Part of University of Kentucky Yearbook Collection

of the fair co-eds, and man's natural inclination to be affected by his environment, immediately transformed not a few of this noble clan into ladies' men. Some of the efforts were of no avail, while others are expected to culminate in the not far distant future. The grand success of the Junior Prom is not to be wondered at, when the acquaintance of the class has been made. It was the most enjoyable affair of the yearnot even the wonderful, warlike '13's were able to do anything to detract from the perfection of our dance. Finally the enchanted Senior corner was reached and as the venerable Seniors gazed abroad over the sea of sparkling, youthful faces, an occasional smile would play upon their countenances when some fond recollection presented to them scenes of their "childhood" days. It was during this year on the afternoon of November 2nd, that our football eleven marched from the field, having established the unprecedented record of not having been scored against during their college career. Under the leadership of our sages, the Varsity Football squad marched on to victory, and the Basketball quintet captured the Southern championship. During this time, however, we were not wholly occupied by athletics, and upon a memorable morning in chapel unveiled a beautiful monument dedicated to the University in the form of an Honor System; nor were activities confined to this or to the class room; the literary societies and debating clubs received our hearty support, and no social function occurred at which we were not well represented. Time has flowen so swiftly, that we have hardly begun to realize that we are Seniors, and that we are about to finish the course. Are we satisfied with the four years? Who could wish to have had them different? What class has had the opportunity to watch the dear old school grow, as we have watched it? We have lived through the excitement of Willis E. Smith's disappearance, and have seen the college grow into a University.
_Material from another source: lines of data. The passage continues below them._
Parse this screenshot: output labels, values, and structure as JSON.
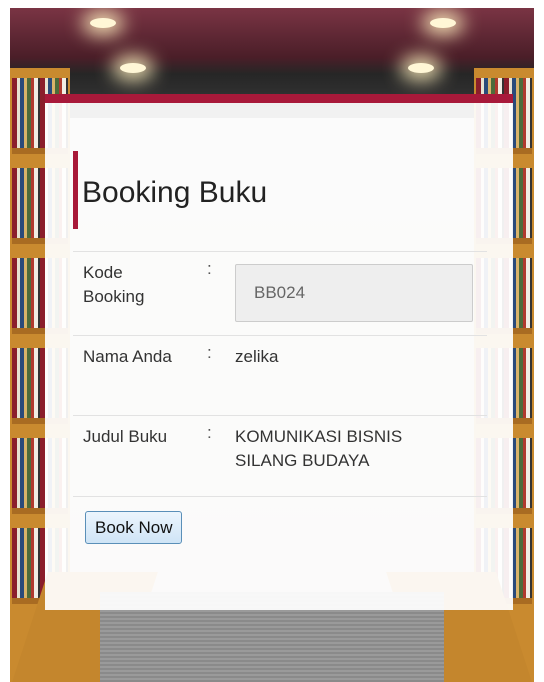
{
  "form": {
    "title": "Booking Buku",
    "fields": [
      {
        "label": "Kode Booking",
        "separator": ":",
        "value": "BB024"
      },
      {
        "label": "Nama Anda",
        "separator": ":",
        "value": "zelika"
      },
      {
        "label": "Judul Buku",
        "separator": ":",
        "value": "KOMUNIKASI BISNIS SILANG BUDAYA"
      }
    ],
    "submit_label": "Book Now"
  },
  "colors": {
    "accent": "#a8193a",
    "button_border": "#5a8fb8",
    "input_background": "#eeeeee"
  }
}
We have seen States' first president finish his work, and hand it on to a successor in every way worthy to follow him; we have stood firm to protect the inexorable right of upperclassmen to dictate to those beneath; we have upheld student government, and furnished some of our strongest members to be its officers; we have seen new buildings erected, and the campus improved; we have watched our engineering and agricultural colleges force their way to the front rank; we have helped to develop champion athletic teams; we have seen the student body more than doubled in number; and, as Seniors, we have watched our University come nobly through one of the severest tests a school ever had to undergo, and stand with unscarred record for all to see and admire. And the dearest wish of our hearts is that State may stand always for that which is noble, and excellent, and true. The coveted goal is just within our reach; only a few more weeks, and we shall go from this campus and these friends we have learned to love, and begin our lives On the campus of the world; may we live our lives there, and do our work there so as to reflect honor on our dear Alma Mater; and may the friendship we have made in these four splendid years be a source of happiness and joy to us through all future.